Aim of the exercise →
Copy each line of the records below that has "entreprise" in it.

Input data →
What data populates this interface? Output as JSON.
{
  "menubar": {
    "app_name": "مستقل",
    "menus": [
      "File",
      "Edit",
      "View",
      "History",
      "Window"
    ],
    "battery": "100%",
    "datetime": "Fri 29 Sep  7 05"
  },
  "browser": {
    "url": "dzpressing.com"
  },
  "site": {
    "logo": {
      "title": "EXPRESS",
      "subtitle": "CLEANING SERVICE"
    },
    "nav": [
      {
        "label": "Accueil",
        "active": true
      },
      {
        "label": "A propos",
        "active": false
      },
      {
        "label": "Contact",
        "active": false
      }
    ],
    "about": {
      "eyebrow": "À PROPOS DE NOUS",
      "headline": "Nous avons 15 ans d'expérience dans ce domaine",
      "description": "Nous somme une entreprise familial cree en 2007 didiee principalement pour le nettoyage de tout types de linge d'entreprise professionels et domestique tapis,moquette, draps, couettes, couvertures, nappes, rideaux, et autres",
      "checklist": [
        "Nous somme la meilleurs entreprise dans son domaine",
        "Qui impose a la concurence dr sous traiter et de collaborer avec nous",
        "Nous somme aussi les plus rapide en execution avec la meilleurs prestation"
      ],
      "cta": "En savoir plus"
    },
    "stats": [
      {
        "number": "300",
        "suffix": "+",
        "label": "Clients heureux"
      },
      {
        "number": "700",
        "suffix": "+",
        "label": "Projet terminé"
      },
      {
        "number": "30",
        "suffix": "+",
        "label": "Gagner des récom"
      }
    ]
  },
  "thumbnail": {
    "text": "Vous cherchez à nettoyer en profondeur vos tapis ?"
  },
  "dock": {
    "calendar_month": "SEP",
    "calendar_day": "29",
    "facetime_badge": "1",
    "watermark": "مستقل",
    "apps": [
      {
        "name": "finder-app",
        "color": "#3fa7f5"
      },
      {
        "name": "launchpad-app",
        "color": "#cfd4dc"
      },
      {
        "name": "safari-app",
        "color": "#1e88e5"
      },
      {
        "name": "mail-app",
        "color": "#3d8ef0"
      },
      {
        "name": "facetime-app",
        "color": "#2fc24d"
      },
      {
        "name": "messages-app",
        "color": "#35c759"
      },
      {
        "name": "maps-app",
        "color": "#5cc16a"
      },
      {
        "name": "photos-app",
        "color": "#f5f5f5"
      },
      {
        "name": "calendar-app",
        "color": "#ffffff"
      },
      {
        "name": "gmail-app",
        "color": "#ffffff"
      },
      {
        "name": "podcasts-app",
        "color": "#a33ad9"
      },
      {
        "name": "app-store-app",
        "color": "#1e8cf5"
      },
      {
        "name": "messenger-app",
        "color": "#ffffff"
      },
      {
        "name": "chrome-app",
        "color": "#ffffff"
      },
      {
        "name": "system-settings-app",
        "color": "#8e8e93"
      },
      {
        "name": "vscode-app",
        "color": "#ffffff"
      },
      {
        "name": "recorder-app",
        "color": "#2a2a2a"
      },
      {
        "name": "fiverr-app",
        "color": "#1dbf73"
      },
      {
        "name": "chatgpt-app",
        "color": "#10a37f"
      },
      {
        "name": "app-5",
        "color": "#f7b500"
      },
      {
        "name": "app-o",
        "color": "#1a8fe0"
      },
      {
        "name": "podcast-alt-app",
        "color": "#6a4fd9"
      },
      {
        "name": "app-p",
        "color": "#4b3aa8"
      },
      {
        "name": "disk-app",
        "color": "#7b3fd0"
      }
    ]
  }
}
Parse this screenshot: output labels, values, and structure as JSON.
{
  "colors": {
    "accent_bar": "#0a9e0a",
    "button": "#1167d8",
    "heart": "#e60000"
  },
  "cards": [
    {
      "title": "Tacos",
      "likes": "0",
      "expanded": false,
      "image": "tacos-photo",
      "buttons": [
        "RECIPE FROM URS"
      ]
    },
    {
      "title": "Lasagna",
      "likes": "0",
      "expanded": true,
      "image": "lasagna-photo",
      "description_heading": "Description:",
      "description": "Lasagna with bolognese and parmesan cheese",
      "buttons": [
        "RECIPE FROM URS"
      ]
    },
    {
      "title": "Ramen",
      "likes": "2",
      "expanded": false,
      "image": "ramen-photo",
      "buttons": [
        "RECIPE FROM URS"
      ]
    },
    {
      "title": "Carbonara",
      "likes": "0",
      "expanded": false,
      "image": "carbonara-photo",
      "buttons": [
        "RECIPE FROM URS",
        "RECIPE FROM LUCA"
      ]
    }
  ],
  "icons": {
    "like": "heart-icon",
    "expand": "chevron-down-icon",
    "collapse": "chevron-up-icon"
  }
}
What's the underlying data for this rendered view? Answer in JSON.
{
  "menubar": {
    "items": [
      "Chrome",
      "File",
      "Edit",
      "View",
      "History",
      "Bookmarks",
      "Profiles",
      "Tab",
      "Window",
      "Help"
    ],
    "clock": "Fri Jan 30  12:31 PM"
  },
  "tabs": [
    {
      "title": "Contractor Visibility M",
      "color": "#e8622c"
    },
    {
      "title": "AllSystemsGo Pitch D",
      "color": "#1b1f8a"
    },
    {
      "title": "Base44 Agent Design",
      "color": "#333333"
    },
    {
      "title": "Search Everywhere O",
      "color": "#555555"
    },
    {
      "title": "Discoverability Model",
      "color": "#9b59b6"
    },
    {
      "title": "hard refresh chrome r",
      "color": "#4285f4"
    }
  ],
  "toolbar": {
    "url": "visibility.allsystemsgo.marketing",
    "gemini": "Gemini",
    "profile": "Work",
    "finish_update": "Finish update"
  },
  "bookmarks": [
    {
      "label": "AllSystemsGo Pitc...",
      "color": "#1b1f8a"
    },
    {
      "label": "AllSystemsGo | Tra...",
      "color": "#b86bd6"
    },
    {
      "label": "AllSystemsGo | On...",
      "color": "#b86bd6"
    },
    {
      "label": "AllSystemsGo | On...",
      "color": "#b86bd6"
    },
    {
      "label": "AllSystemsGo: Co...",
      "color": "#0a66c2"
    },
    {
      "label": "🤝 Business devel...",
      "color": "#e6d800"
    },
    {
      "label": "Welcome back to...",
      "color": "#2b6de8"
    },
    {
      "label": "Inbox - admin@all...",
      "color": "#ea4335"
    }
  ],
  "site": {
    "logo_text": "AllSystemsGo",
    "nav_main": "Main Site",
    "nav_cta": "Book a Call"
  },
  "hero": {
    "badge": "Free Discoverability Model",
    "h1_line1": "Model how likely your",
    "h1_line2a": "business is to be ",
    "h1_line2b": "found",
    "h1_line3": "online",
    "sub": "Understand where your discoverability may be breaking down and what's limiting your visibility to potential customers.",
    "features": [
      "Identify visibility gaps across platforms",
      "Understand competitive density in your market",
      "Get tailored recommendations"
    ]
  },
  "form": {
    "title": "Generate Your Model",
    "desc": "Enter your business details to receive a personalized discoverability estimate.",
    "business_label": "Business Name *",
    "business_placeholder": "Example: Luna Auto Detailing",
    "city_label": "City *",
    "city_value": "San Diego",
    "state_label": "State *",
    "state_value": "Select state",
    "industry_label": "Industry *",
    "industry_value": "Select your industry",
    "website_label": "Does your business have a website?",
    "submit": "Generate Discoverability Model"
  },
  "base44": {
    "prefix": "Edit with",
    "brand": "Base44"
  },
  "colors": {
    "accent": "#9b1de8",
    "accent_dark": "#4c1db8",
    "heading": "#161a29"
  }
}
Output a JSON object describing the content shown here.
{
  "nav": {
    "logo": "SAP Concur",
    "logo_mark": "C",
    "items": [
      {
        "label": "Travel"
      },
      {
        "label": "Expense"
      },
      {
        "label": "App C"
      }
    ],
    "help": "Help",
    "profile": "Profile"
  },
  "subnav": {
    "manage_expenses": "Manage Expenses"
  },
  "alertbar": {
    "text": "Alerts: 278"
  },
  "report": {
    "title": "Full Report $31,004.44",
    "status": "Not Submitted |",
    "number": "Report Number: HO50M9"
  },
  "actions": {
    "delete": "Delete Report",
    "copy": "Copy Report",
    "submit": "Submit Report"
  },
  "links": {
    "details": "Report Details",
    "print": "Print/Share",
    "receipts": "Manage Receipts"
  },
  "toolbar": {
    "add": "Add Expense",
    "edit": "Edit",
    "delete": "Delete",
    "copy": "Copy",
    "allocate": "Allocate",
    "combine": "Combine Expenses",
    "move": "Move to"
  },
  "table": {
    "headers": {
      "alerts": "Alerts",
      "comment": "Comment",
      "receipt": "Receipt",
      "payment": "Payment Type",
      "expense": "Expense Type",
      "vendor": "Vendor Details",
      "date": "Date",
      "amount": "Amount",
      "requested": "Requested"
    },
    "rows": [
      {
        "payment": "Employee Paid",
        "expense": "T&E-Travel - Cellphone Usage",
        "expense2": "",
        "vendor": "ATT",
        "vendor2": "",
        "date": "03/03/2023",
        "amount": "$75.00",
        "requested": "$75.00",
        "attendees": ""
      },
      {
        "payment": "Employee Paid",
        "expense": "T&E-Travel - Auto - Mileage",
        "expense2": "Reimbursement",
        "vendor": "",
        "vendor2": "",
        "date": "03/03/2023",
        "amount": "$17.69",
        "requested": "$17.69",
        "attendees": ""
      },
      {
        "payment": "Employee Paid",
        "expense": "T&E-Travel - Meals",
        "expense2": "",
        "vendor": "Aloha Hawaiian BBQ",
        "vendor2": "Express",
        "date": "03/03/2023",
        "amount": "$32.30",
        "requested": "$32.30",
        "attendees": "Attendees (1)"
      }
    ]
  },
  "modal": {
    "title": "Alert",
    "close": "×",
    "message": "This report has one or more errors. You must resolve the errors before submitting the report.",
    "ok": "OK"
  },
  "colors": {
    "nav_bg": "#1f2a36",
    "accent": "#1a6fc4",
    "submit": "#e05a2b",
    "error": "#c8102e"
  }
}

Answer area →
      "description": "Nous somme une entreprise familial cree en 2007 didiee principalement pour le nettoyage de tout types de linge d'entreprise professionels et domestique tapis,moquette, draps, couettes, couvertures, nappes, rideaux, et autres",
        "Nous somme la meilleurs entreprise dans son domaine",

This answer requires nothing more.